# Given records
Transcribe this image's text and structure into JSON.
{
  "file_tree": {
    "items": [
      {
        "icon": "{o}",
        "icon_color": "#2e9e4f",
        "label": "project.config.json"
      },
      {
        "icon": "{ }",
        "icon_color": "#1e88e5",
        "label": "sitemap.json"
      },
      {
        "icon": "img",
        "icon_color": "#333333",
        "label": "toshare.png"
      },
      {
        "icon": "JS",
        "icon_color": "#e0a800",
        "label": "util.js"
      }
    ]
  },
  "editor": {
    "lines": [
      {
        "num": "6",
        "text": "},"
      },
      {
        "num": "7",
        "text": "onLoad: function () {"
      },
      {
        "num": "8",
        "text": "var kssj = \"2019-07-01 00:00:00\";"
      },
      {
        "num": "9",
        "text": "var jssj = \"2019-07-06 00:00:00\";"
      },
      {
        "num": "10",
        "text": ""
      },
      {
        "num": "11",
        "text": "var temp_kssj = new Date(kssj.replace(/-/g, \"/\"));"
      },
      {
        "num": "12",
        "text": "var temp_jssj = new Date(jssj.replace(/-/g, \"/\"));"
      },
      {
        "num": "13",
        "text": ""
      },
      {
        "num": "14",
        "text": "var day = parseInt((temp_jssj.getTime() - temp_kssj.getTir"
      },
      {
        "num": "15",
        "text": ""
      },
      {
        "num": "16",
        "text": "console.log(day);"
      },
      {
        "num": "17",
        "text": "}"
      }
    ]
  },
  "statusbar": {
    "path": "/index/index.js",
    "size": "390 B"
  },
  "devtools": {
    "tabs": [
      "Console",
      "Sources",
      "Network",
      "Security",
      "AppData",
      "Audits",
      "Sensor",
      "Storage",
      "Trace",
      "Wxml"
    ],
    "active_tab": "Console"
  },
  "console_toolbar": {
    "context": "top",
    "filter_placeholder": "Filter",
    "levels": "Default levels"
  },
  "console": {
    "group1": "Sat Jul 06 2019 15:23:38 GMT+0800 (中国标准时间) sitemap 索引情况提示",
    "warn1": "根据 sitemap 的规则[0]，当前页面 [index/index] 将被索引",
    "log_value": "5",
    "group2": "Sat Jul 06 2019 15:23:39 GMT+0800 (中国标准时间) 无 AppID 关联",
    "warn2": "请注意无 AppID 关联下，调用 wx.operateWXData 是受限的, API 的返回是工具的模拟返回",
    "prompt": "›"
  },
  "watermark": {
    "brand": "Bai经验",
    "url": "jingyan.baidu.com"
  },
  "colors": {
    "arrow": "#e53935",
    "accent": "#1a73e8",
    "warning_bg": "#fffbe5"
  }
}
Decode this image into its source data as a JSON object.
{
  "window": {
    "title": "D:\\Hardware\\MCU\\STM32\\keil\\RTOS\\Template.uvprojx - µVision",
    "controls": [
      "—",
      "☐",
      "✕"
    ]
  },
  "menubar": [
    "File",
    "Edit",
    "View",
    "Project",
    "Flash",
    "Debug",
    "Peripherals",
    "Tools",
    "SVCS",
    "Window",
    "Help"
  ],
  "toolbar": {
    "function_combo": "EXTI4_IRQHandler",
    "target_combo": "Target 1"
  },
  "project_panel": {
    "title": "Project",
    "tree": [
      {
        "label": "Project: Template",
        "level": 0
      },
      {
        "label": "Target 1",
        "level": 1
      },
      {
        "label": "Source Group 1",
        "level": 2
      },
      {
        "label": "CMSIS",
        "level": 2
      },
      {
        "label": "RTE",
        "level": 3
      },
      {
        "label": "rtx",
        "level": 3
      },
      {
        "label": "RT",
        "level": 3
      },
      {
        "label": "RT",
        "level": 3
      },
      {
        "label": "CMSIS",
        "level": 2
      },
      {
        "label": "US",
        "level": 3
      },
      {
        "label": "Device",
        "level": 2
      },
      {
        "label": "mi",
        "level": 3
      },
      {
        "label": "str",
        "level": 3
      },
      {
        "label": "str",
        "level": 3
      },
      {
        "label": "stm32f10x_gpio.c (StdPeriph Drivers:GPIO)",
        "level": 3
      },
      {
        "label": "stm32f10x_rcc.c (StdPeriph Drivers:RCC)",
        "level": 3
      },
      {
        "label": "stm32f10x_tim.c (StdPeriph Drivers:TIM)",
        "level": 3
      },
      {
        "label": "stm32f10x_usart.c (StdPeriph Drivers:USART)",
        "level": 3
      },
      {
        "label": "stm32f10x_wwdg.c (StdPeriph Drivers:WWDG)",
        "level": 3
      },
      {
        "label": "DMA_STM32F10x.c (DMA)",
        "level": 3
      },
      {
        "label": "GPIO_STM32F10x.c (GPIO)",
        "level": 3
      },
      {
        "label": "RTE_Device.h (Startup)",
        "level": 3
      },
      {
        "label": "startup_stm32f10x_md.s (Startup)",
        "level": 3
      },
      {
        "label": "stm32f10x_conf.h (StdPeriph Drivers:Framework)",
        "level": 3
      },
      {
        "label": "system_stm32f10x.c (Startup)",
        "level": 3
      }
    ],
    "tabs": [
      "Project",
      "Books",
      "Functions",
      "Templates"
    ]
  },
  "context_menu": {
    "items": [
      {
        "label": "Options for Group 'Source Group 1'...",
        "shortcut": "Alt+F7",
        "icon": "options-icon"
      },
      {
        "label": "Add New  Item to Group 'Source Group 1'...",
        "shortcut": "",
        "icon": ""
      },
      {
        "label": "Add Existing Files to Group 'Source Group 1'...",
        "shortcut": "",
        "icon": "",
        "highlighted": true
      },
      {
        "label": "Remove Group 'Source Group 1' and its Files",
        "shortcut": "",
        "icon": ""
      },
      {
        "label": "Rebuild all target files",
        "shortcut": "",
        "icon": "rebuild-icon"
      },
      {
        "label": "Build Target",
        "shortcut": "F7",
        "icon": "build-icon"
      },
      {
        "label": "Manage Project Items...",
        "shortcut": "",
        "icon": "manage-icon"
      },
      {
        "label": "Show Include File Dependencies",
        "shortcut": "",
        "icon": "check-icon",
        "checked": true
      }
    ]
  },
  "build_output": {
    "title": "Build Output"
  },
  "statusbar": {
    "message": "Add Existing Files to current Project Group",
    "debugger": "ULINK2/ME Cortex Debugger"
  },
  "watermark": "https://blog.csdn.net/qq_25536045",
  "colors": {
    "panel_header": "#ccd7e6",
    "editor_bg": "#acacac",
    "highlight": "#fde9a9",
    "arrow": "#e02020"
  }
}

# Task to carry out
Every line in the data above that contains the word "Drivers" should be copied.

# Task solution
        "label": "stm32f10x_gpio.c (StdPeriph Drivers:GPIO)",
        "label": "stm32f10x_rcc.c (StdPeriph Drivers:RCC)",
        "label": "stm32f10x_tim.c (StdPeriph Drivers:TIM)",
        "label": "stm32f10x_usart.c (StdPeriph Drivers:USART)",
        "label": "stm32f10x_wwdg.c (StdPeriph Drivers:WWDG)",
        "label": "stm32f10x_conf.h (StdPeriph Drivers:Framework)",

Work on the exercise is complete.